(Records to use begins)

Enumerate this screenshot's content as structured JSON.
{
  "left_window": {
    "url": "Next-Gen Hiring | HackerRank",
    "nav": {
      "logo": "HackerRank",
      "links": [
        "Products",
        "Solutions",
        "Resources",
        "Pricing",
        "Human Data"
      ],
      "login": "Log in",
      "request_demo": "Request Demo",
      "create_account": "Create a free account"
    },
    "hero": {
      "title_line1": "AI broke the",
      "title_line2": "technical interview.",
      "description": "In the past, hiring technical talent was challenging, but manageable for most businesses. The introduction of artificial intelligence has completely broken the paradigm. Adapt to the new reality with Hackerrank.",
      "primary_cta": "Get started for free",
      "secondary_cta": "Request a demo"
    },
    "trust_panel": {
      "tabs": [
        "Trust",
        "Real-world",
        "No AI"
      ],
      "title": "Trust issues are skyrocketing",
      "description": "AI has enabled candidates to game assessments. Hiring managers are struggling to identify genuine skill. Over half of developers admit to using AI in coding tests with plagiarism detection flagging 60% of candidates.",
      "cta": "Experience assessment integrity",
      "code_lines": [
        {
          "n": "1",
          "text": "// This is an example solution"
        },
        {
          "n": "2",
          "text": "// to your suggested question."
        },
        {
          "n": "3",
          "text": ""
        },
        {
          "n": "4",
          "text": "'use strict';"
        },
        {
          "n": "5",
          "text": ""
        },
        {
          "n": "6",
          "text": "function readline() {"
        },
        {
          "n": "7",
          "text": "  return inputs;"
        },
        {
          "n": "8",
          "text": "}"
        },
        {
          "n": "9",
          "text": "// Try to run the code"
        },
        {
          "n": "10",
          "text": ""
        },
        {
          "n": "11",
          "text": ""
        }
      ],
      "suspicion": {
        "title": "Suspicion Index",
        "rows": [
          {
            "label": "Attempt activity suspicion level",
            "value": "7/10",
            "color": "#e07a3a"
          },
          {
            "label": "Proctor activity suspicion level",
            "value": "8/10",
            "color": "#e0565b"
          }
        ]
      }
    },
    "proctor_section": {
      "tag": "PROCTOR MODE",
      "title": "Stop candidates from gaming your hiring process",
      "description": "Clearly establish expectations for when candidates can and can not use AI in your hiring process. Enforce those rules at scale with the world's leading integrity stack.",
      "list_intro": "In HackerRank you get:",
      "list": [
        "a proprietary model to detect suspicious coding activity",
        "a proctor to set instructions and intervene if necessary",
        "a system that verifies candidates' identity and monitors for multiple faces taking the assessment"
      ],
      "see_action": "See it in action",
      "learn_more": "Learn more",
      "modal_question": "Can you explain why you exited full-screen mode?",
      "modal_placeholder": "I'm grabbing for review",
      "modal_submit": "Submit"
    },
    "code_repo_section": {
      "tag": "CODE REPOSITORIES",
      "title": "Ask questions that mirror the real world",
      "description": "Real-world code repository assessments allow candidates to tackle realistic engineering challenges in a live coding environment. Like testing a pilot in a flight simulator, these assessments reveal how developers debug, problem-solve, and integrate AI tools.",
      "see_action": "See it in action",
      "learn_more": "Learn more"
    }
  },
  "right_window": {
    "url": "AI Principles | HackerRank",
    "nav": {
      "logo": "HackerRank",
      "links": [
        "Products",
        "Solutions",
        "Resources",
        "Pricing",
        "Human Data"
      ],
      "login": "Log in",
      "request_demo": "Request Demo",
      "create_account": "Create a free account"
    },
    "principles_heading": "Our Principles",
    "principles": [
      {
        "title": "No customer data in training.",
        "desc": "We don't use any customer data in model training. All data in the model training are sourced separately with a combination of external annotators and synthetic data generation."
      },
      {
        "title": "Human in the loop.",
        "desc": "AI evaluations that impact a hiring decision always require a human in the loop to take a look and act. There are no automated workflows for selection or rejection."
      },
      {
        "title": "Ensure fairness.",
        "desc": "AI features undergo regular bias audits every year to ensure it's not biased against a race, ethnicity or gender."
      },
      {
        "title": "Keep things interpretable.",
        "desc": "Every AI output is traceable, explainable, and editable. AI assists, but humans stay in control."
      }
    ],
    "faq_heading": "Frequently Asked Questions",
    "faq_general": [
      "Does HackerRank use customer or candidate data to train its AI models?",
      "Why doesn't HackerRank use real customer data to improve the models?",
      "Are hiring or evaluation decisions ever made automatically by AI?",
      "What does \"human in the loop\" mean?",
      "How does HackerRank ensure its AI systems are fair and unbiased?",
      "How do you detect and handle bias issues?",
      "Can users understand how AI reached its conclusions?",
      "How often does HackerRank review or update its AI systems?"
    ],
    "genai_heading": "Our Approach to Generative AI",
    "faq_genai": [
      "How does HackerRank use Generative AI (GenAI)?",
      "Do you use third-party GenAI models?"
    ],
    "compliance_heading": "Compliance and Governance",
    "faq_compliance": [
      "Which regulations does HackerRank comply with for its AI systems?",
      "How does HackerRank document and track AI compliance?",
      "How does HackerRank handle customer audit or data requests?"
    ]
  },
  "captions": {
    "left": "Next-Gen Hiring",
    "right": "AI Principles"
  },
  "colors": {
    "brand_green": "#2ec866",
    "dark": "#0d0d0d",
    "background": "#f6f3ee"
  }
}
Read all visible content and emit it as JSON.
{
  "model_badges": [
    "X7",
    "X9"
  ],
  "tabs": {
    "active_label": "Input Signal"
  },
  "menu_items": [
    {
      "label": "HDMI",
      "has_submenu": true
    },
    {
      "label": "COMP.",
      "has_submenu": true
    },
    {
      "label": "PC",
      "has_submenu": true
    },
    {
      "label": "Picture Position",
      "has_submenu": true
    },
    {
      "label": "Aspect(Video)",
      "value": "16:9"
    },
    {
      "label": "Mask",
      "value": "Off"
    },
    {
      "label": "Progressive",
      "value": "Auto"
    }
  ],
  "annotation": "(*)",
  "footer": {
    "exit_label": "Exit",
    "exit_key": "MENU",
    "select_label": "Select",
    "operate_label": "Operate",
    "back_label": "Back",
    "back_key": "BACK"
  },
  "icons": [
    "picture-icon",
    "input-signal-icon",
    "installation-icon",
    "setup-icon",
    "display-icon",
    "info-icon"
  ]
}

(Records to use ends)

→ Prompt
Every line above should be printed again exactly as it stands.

→ Solution below
Enumerate this screenshot's content as structured JSON.
{
  "left_window": {
    "url": "Next-Gen Hiring | HackerRank",
    "nav": {
      "logo": "HackerRank",
      "links": [
        "Products",
        "Solutions",
        "Resources",
        "Pricing",
        "Human Data"
      ],
      "login": "Log in",
      "request_demo": "Request Demo",
      "create_account": "Create a free account"
    },
    "hero": {
      "title_line1": "AI broke the",
      "title_line2": "technical interview.",
      "description": "In the past, hiring technical talent was challenging, but manageable for most businesses. The introduction of artificial intelligence has completely broken the paradigm. Adapt to the new reality with Hackerrank.",
      "primary_cta": "Get started for free",
      "secondary_cta": "Request a demo"
    },
    "trust_panel": {
      "tabs": [
        "Trust",
        "Real-world",
        "No AI"
      ],
      "title": "Trust issues are skyrocketing",
      "description": "AI has enabled candidates to game assessments. Hiring managers are struggling to identify genuine skill. Over half of developers admit to using AI in coding tests with plagiarism detection flagging 60% of candidates.",
      "cta": "Experience assessment integrity",
      "code_lines": [
        {
          "n": "1",
          "text": "// This is an example solution"
        },
        {
          "n": "2",
          "text": "// to your suggested question."
        },
        {
          "n": "3",
          "text": ""
        },
        {
          "n": "4",
          "text": "'use strict';"
        },
        {
          "n": "5",
          "text": ""
        },
        {
          "n": "6",
          "text": "function readline() {"
        },
        {
          "n": "7",
          "text": "  return inputs;"
        },
        {
          "n": "8",
          "text": "}"
        },
        {
          "n": "9",
          "text": "// Try to run the code"
        },
        {
          "n": "10",
          "text": ""
        },
        {
          "n": "11",
          "text": ""
        }
      ],
      "suspicion": {
        "title": "Suspicion Index",
        "rows": [
          {
            "label": "Attempt activity suspicion level",
            "value": "7/10",
            "color": "#e07a3a"
          },
          {
            "label": "Proctor activity suspicion level",
            "value": "8/10",
            "color": "#e0565b"
          }
        ]
      }
    },
    "proctor_section": {
      "tag": "PROCTOR MODE",
      "title": "Stop candidates from gaming your hiring process",
      "description": "Clearly establish expectations for when candidates can and can not use AI in your hiring process. Enforce those rules at scale with the world's leading integrity stack.",
      "list_intro": "In HackerRank you get:",
      "list": [
        "a proprietary model to detect suspicious coding activity",
        "a proctor to set instructions and intervene if necessary",
        "a system that verifies candidates' identity and monitors for multiple faces taking the assessment"
      ],
      "see_action": "See it in action",
      "learn_more": "Learn more",
      "modal_question": "Can you explain why you exited full-screen mode?",
      "modal_placeholder": "I'm grabbing for review",
      "modal_submit": "Submit"
    },
    "code_repo_section": {
      "tag": "CODE REPOSITORIES",
      "title": "Ask questions that mirror the real world",
      "description": "Real-world code repository assessments allow candidates to tackle realistic engineering challenges in a live coding environment. Like testing a pilot in a flight simulator, these assessments reveal how developers debug, problem-solve, and integrate AI tools.",
      "see_action": "See it in action",
      "learn_more": "Learn more"
    }
  },
  "right_window": {
    "url": "AI Principles | HackerRank",
    "nav": {
      "logo": "HackerRank",
      "links": [
        "Products",
        "Solutions",
        "Resources",
        "Pricing",
        "Human Data"
      ],
      "login": "Log in",
      "request_demo": "Request Demo",
      "create_account": "Create a free account"
    },
    "principles_heading": "Our Principles",
    "principles": [
      {
        "title": "No customer data in training.",
        "desc": "We don't use any customer data in model training. All data in the model training are sourced separately with a combination of external annotators and synthetic data generation."
      },
      {
        "title": "Human in the loop.",
        "desc": "AI evaluations that impact a hiring decision always require a human in the loop to take a look and act. There are no automated workflows for selection or rejection."
      },
      {
        "title": "Ensure fairness.",
        "desc": "AI features undergo regular bias audits every year to ensure it's not biased against a race, ethnicity or gender."
      },
      {
        "title": "Keep things interpretable.",
        "desc": "Every AI output is traceable, explainable, and editable. AI assists, but humans stay in control."
      }
    ],
    "faq_heading": "Frequently Asked Questions",
    "faq_general": [
      "Does HackerRank use customer or candidate data to train its AI models?",
      "Why doesn't HackerRank use real customer data to improve the models?",
      "Are hiring or evaluation decisions ever made automatically by AI?",
      "What does \"human in the loop\" mean?",
      "How does HackerRank ensure its AI systems are fair and unbiased?",
      "How do you detect and handle bias issues?",
      "Can users understand how AI reached its conclusions?",
      "How often does HackerRank review or update its AI systems?"
    ],
    "genai_heading": "Our Approach to Generative AI",
    "faq_genai": [
      "How does HackerRank use Generative AI (GenAI)?",
      "Do you use third-party GenAI models?"
    ],
    "compliance_heading": "Compliance and Governance",
    "faq_compliance": [
      "Which regulations does HackerRank comply with for its AI systems?",
      "How does HackerRank document and track AI compliance?",
      "How does HackerRank handle customer audit or data requests?"
    ]
  },
  "captions": {
    "left": "Next-Gen Hiring",
    "right": "AI Principles"
  },
  "colors": {
    "brand_green": "#2ec866",
    "dark": "#0d0d0d",
    "background": "#f6f3ee"
  }
}
Read all visible content and emit it as JSON.
{
  "model_badges": [
    "X7",
    "X9"
  ],
  "tabs": {
    "active_label": "Input Signal"
  },
  "menu_items": [
    {
      "label": "HDMI",
      "has_submenu": true
    },
    {
      "label": "COMP.",
      "has_submenu": true
    },
    {
      "label": "PC",
      "has_submenu": true
    },
    {
      "label": "Picture Position",
      "has_submenu": true
    },
    {
      "label": "Aspect(Video)",
      "value": "16:9"
    },
    {
      "label": "Mask",
      "value": "Off"
    },
    {
      "label": "Progressive",
      "value": "Auto"
    }
  ],
  "annotation": "(*)",
  "footer": {
    "exit_label": "Exit",
    "exit_key": "MENU",
    "select_label": "Select",
    "operate_label": "Operate",
    "back_label": "Back",
    "back_key": "BACK"
  },
  "icons": [
    "picture-icon",
    "input-signal-icon",
    "installation-icon",
    "setup-icon",
    "display-icon",
    "info-icon"
  ]
}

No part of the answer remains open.